◆ Element data from apps and pages:
————————

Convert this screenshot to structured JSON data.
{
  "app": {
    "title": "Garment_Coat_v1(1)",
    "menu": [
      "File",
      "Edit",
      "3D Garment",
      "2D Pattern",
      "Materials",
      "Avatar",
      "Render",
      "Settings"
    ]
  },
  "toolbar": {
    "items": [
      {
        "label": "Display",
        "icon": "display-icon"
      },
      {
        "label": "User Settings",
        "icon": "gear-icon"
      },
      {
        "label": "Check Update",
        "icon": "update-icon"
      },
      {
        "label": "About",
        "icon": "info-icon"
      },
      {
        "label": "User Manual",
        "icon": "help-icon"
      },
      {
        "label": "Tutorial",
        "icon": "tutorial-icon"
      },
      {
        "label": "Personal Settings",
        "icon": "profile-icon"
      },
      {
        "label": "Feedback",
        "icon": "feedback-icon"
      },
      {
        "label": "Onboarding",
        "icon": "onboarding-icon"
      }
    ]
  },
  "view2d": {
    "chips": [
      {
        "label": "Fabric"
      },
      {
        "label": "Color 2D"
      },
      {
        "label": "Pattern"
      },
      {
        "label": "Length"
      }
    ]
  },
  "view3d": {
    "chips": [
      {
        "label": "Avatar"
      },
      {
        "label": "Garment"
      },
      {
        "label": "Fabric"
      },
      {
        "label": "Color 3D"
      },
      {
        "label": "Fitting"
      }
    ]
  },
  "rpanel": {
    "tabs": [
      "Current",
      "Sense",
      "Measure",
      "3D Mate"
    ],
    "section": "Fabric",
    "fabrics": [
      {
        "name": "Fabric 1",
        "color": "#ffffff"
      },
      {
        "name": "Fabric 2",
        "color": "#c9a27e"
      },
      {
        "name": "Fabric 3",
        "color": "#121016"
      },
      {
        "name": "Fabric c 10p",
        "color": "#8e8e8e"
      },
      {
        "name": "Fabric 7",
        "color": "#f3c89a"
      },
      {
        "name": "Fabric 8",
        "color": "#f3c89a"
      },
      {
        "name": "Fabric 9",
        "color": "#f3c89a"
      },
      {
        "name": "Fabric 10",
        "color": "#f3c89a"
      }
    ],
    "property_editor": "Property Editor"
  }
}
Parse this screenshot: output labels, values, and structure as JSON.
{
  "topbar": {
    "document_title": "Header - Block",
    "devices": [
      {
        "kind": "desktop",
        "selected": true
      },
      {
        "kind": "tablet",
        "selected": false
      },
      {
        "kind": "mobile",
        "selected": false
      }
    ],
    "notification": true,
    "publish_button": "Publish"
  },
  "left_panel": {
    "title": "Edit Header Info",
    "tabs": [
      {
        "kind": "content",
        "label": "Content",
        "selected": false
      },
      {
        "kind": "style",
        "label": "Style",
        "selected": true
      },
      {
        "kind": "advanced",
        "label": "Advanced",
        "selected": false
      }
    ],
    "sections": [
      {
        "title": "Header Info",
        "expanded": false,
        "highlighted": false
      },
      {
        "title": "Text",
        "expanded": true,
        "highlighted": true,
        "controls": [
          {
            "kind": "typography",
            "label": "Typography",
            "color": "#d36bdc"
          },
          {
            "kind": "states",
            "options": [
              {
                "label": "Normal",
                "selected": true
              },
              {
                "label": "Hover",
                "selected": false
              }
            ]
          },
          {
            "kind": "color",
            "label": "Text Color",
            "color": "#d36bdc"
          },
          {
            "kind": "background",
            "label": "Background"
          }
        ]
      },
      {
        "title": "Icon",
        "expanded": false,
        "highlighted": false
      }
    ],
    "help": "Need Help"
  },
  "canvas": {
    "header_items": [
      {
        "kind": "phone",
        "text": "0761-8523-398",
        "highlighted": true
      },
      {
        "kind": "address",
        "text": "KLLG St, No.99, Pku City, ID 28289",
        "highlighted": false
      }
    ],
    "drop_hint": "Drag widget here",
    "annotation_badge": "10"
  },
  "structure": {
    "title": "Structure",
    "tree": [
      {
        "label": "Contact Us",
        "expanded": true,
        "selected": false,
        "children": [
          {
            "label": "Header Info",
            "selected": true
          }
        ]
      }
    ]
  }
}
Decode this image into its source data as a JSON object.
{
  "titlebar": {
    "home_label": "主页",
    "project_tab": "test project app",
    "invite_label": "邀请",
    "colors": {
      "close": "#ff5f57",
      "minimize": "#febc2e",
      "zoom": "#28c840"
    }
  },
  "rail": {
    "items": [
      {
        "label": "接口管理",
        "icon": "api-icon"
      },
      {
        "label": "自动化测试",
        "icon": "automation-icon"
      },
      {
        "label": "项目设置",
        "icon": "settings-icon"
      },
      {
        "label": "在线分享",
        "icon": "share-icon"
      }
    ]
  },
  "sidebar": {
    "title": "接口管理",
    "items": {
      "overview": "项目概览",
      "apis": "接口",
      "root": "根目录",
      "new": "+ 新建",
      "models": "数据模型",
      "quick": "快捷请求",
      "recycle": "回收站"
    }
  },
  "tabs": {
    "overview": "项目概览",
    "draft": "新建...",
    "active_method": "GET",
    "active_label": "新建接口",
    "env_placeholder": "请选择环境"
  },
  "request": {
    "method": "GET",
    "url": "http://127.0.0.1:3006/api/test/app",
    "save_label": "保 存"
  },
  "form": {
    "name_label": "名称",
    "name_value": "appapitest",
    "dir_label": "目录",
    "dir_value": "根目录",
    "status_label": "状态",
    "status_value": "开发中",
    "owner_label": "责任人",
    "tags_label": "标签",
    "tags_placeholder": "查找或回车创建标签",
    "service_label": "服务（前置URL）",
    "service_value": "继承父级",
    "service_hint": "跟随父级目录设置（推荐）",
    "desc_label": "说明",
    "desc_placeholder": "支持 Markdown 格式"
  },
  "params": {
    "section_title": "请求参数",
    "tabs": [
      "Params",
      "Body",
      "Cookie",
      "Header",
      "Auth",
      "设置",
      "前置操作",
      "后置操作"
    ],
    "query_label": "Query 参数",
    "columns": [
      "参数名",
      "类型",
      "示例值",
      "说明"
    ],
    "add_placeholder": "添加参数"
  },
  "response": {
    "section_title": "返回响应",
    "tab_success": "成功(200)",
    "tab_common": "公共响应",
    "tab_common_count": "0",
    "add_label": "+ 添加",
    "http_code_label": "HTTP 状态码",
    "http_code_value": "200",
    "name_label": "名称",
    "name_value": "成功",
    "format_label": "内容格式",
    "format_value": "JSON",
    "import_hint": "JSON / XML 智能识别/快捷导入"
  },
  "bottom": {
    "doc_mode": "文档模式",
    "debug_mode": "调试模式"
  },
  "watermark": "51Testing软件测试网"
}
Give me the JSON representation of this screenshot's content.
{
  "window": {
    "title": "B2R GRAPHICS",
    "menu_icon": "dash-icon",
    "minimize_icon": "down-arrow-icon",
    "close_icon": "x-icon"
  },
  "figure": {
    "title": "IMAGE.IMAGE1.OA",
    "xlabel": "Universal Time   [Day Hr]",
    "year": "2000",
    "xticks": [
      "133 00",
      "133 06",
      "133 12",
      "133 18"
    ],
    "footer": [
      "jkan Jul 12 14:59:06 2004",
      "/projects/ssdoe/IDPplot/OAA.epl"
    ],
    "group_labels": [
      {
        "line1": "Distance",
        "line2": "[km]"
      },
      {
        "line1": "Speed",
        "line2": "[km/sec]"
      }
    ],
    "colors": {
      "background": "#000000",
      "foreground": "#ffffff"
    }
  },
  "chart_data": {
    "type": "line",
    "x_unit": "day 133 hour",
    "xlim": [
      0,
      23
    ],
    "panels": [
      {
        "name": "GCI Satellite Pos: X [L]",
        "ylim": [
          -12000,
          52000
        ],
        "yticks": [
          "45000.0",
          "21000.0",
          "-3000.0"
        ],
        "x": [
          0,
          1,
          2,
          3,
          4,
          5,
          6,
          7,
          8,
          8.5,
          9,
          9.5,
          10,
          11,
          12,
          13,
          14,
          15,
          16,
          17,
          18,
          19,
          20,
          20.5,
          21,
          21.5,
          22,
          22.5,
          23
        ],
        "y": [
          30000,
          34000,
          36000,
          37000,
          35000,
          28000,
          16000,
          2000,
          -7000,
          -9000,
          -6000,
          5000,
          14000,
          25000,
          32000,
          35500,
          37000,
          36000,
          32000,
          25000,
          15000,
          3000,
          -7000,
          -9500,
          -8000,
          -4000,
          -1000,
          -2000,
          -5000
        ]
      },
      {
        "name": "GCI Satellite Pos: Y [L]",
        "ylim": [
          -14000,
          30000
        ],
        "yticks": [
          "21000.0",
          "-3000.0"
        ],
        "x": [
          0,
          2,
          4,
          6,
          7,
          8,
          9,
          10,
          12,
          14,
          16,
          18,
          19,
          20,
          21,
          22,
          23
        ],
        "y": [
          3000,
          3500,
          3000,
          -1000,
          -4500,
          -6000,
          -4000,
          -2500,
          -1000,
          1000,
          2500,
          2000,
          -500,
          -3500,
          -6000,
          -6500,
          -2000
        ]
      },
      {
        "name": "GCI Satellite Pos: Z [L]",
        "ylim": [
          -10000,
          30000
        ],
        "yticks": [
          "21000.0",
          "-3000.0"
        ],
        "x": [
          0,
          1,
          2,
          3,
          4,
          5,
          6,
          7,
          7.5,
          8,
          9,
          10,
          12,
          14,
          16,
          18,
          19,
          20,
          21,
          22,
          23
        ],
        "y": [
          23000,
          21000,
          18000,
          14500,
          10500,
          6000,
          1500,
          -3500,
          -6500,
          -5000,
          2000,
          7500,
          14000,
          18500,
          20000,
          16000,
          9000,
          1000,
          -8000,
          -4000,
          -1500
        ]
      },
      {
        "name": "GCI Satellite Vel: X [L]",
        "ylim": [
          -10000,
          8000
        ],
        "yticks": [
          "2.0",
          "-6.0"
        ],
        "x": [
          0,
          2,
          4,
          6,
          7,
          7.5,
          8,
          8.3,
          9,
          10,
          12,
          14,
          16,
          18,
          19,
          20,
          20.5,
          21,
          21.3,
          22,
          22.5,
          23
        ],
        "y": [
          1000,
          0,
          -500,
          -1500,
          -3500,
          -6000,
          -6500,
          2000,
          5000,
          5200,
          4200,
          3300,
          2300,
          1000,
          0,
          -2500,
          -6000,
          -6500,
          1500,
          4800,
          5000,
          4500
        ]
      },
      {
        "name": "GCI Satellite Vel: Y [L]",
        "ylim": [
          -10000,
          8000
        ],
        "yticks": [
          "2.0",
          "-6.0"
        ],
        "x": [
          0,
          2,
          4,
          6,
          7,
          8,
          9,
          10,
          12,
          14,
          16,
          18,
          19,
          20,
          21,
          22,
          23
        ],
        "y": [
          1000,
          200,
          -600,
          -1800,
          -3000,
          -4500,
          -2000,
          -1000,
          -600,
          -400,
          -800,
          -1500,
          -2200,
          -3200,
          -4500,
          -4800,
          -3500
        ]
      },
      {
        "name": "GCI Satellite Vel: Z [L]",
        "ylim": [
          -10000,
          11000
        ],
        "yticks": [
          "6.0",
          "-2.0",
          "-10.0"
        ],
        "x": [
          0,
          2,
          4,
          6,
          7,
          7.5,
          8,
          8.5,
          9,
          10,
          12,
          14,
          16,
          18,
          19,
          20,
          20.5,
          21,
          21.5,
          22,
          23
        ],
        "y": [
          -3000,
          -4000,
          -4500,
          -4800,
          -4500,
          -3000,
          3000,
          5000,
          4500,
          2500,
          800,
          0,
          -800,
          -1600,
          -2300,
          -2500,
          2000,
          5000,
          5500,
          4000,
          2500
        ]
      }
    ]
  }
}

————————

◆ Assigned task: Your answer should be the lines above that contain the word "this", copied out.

◆ Exercise solution:
Convert this screenshot to structured JSON data.
Parse this screenshot: output labels, values, and structure as JSON.
Decode this image into its source data as a JSON object.
Give me the JSON representation of this screenshot's content.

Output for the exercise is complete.